The tinkering is a part-time gig: Most of Mullenweg’s time is spent as CEO of Automattic, one of the web’s largest platforms. It’s best known as the company that runs WordPress.com, the hosted version of the blogging platform that powers about 43% of the websites on the internet. Since WordPress is open-source software, no company technically owns it, but Automattic provides tools and services and oversees most of the WordPress-powered internet. It’s also the owner of the booming ecommerce platform WooCommerce, Day One, the analytics tool Parse.ly and the podcast app Pocket Casts. Oh, and Tumblr. And Simplenote. And many others. That makes Mullenweg one of the most powerful CEOs in tech, and one of the most important voices in the debate over the future of the internet.

Keep Reading Show less
David Pierce

David Pierce ( @pierce) is Protocol's editorial director. Prior to joining Protocol, he was a columnist at The Wall Street Journal, a senior writer with Wired, and deputy editor at The Verge. He owns all the phones.

Fintech

Robinhood's regulatory troubles are just the tip of the iceberg

It’s easiest to blame Robinhood’s troubles on regulatory fallout, but its those troubles have obscured the larger issue: The company lacks an enduring competitive edge.

A crypto comeback might go a long way to help Robinhood’s revenue

Image: Olena Panasovska / Alex Muravev / Protocol

It’s been a full year since Robinhood weathered the memestock storm, and the company is now in much worse shape than many of us would have guessed back in January 2021. After announcing its Q4 earnings last night, Robinhood’s stock plunged into the single digits — just below $10 — down from a recent high of $70 in August 2021. That means Robinhood’s valuation dropped more than 84% in less than six months.

Investor confidence won’t be bolstered much by yesterday’s earnings results. Total net revenues dropped to $363 million from $365 million in the preceding quarter. In the quarter before that, Robinhood reported a much better $565 million in net revenue. Net losses were bad but not quite as bad as before: Robinhood reported a $423 million net loss in Q4, an improvement from the $1.3 billion net loss in Q3 2021. One of the most shocking data points: Average revenue per user dropped to $64, down from a recent high of $137 in Q1 2021. At the same time, Robinhood actually reported a decrease in monthly active users, from 18.9 million in Q3 2021 to 17.3 million in Q4 2021.

Keep Reading Show less
Hirsh Chitkara

Hirsh Chitkara ( @HirshChitkara) is a is a reporter at Protocol focused on the intersection of politics, technology and society. Before joining Protocol, he helped write a daily newsletter at Insider that covered all things Big Tech. He's based in New York and can be reached at hchitkara@protocol.com.

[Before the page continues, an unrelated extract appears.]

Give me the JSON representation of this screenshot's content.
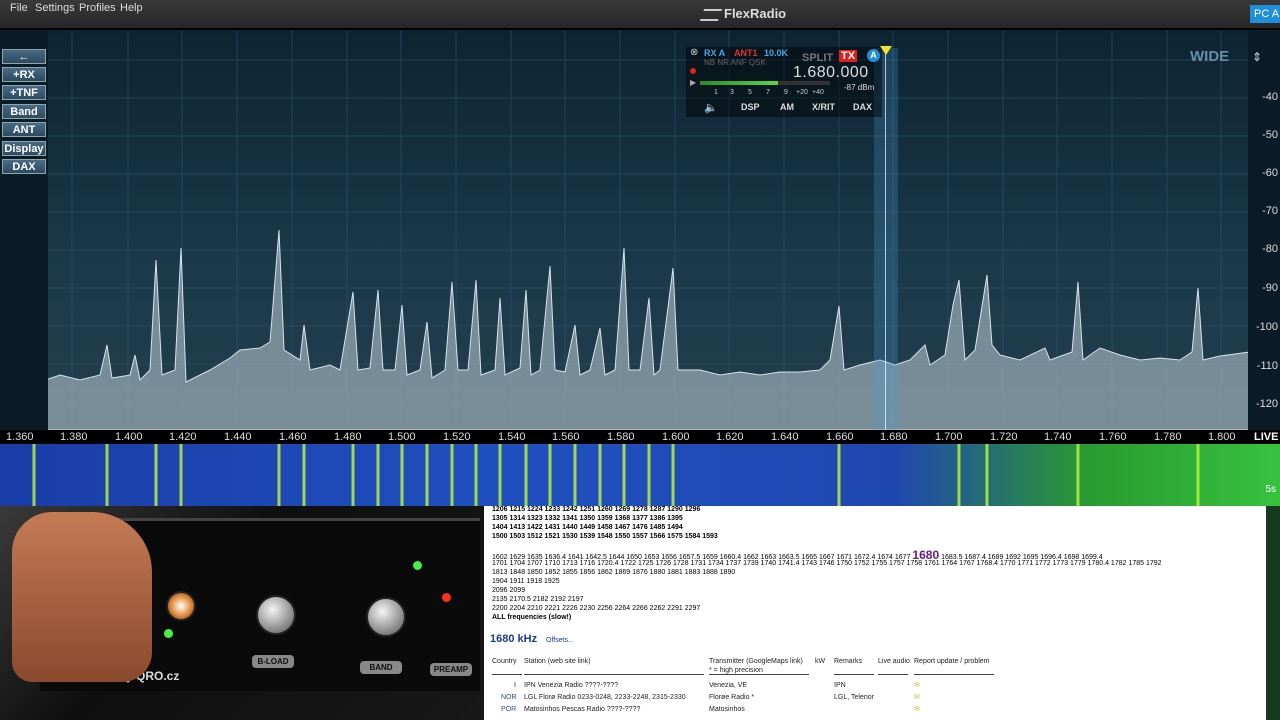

Workplace

Asana’s productivity expert wants you to ditch the 30-minute meeting

Professional organizer Joshua Zerkel says, sometimes you just need to stop working.

Joshua Zerkel is one of the first Certified Professional Organizers through the National Association of Productivity and Organizing Professionals.

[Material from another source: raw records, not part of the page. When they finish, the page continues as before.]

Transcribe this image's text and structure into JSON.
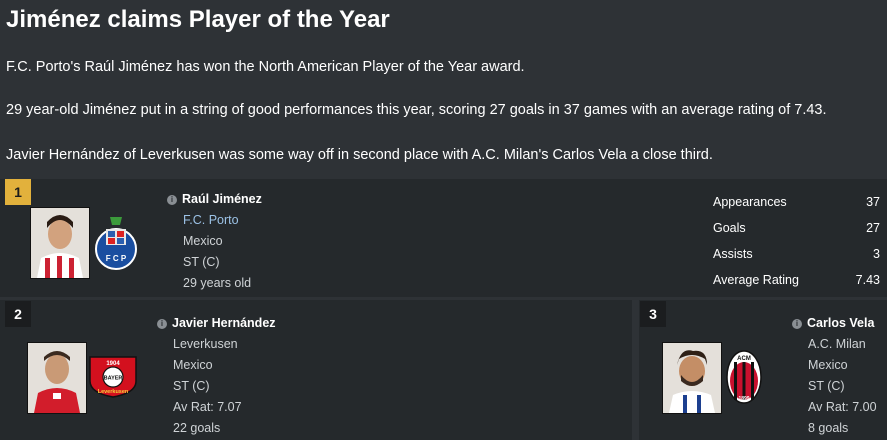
{
  "article": {
    "headline": "Jiménez claims Player of the Year",
    "paragraphs": [
      "F.C. Porto's Raúl Jiménez has won the North American Player of the Year award.",
      "29 year-old Jiménez put in a string of good performances this year, scoring 27 goals in 37 games with an average rating of 7.43.",
      "Javier Hernández of Leverkusen was some way off in second place with A.C. Milan's Carlos Vela a close third."
    ]
  },
  "winner": {
    "rank": "1",
    "name": "Raúl Jiménez",
    "club": "F.C. Porto",
    "nation": "Mexico",
    "position": "ST (C)",
    "age": "29 years old",
    "stats": [
      {
        "label": "Appearances",
        "value": "37"
      },
      {
        "label": "Goals",
        "value": "27"
      },
      {
        "label": "Assists",
        "value": "3"
      },
      {
        "label": "Average Rating",
        "value": "7.43"
      }
    ]
  },
  "second": {
    "rank": "2",
    "name": "Javier Hernández",
    "club": "Leverkusen",
    "nation": "Mexico",
    "position": "ST (C)",
    "rating": "Av Rat: 7.07",
    "goals": "22 goals"
  },
  "third": {
    "rank": "3",
    "name": "Carlos Vela",
    "club": "A.C. Milan",
    "nation": "Mexico",
    "position": "ST (C)",
    "rating": "Av Rat: 7.00",
    "goals": "8 goals"
  },
  "icons": {
    "info": "info-icon",
    "porto_crest": "porto-crest-icon",
    "leverkusen_crest": "leverkusen-crest-icon",
    "milan_crest": "milan-crest-icon"
  },
  "colors": {
    "background": "#2e3236",
    "panel": "#25292c",
    "gold": "#e2b13c",
    "link": "#9cc2e6"
  },
  "crest_text": {
    "porto_letters": "F C P",
    "leverkusen_top": "1904",
    "leverkusen_mid": "BAYER",
    "leverkusen_bottom": "Leverkusen",
    "milan_top": "ACM",
    "milan_year": "1899"
  }
}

Photo: Asana

When he entered the workforce, Joshua Zerkel didn’t know that productivity consultants were a thing. He was always the organized kid, alphabetizing his comic books and grouping his toys by category (G.I. Joes could never mix with Transformers). But his connection to productivity really clicked when he started working in web design. He quickly became the go-to employee for tips on staying focused.

“There are a lot of great talents that designers have, but one of them is typically not project organization and time management,” Zerkel joked.

Keep Reading Show less
Lizzy Lawrence

Lizzy Lawrence ( @LizzyLaw_) is a reporter at Protocol, covering tools and productivity in the workplace. She's a recent graduate of the University of Michigan, where she studied sociology and international studies. She served as editor in chief of The Michigan Daily, her school's independent newspaper. She's based in D.C., and can be reached at llawrence@protocol.com.

Latest Stories
Bulletins